You allocate the number of storage I/O shares and upper limit of I/O operations per second (IOPS) allowed for each virtual machine. When storage I/O congestion is detected for a datastore, the I/O workloads of the virtual machines accessing that datastore are adjusted according to the proportion of virtual machine shares each virtual machine has.
Storage I/O shares are similar to those used for memory and CPU resource allocation, which are described in Resource Allocation Shares. These shares represent the relative importance of a virtual machine with regard to the distribution of storage I/O resources. Under resource contention, virtual machines with higher share values have greater access to the storage array. When you allocate storage I/O resources, you can limit the IOPS that are allowed for a virtual machine. By default, these are unlimited.

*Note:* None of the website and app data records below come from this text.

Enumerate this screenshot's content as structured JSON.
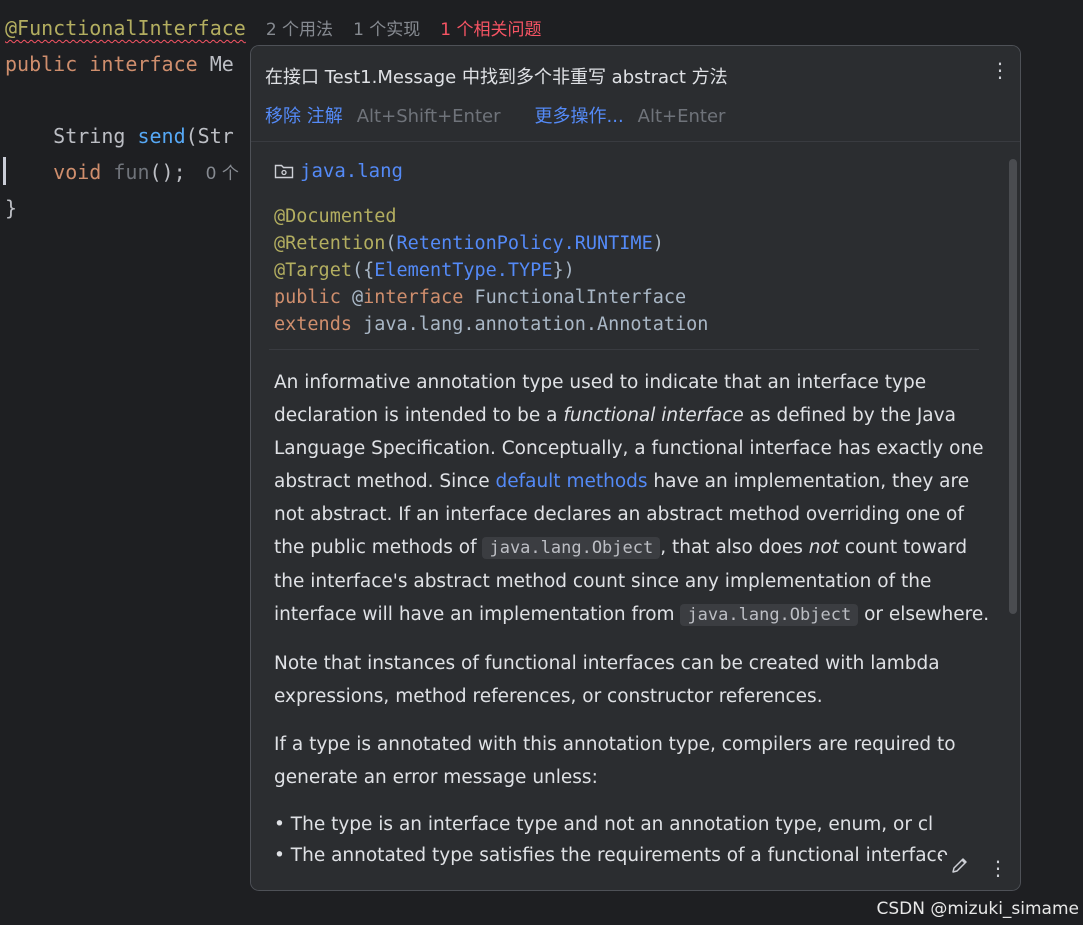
{
  "editor": {
    "annotation": "@FunctionalInterface",
    "inlay_usages": "2 个用法",
    "inlay_impl": "1 个实现",
    "inlay_problem": "1 个相关问题",
    "line2_kw1": "public",
    "line2_kw2": "interface",
    "line2_name": "Me",
    "line3_type": "String",
    "line3_method": "send",
    "line3_rest": "(Str",
    "line4_kw": "void",
    "line4_method": "fun",
    "line4_rest": "();",
    "line4_inlay": "0 个",
    "line5_brace": "}"
  },
  "popup": {
    "problem_title": "在接口 Test1.Message 中找到多个非重写 abstract 方法",
    "action_remove": "移除 注解",
    "action_remove_shortcut": "Alt+Shift+Enter",
    "action_more": "更多操作...",
    "action_more_shortcut": "Alt+Enter",
    "header_menu_icon": "vertical-ellipsis-icon"
  },
  "doc": {
    "package": "java.lang",
    "package_icon": "package-folder-icon",
    "sig": {
      "a1": "@Documented",
      "a2_name": "@Retention",
      "a2_open": "(",
      "a2_value": "RetentionPolicy.RUNTIME",
      "a2_close": ")",
      "a3_name": "@Target",
      "a3_open": "({",
      "a3_value": "ElementType.TYPE",
      "a3_close": "})",
      "l4_kw": "public",
      "l4_at": "@",
      "l4_kw2": "interface",
      "l4_name": "FunctionalInterface",
      "l5_kw": "extends",
      "l5_name": "java.lang.annotation.Annotation"
    },
    "p1": {
      "t1": "An informative annotation type used to indicate that an interface type declaration is intended to be a ",
      "em1": "functional interface",
      "t2": " as defined by the Java Language Specification. Conceptually, a functional interface has exactly one abstract method. Since ",
      "link": "default methods",
      "t3": " have an implementation, they are not abstract. If an interface declares an abstract method overriding one of the public methods of ",
      "code1": "java.lang.Object",
      "t4": ", that also does ",
      "em2": "not",
      "t5": " count toward the interface's abstract method count since any implementation of the interface will have an implementation from ",
      "code2": "java.lang.Object",
      "t6": " or elsewhere."
    },
    "p2": "Note that instances of functional interfaces can be created with lambda expressions, method references, or constructor references.",
    "p3": "If a type is annotated with this annotation type, compilers are required to generate an error message unless:",
    "bullets": [
      "• The type is an interface type and not an annotation type, enum, or cl",
      "• The annotated type satisfies the requirements of a functional interface."
    ],
    "edit_icon": "pencil-edit-icon",
    "more_icon": "vertical-ellipsis-icon"
  },
  "watermark": "CSDN @mizuki_simame"
}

The benefits and drawbacks of setting resource limits are described in Resource Allocation Limit. If the limit you want to set for a virtual machine is in terms of MB per second instead of IOPS, you can convert MB per second into IOPS based on the typical I/O size for that virtual machine. For example, to restrict a backup application with 64KB IOs to 10MB per second, set a limit of 160 IOPS.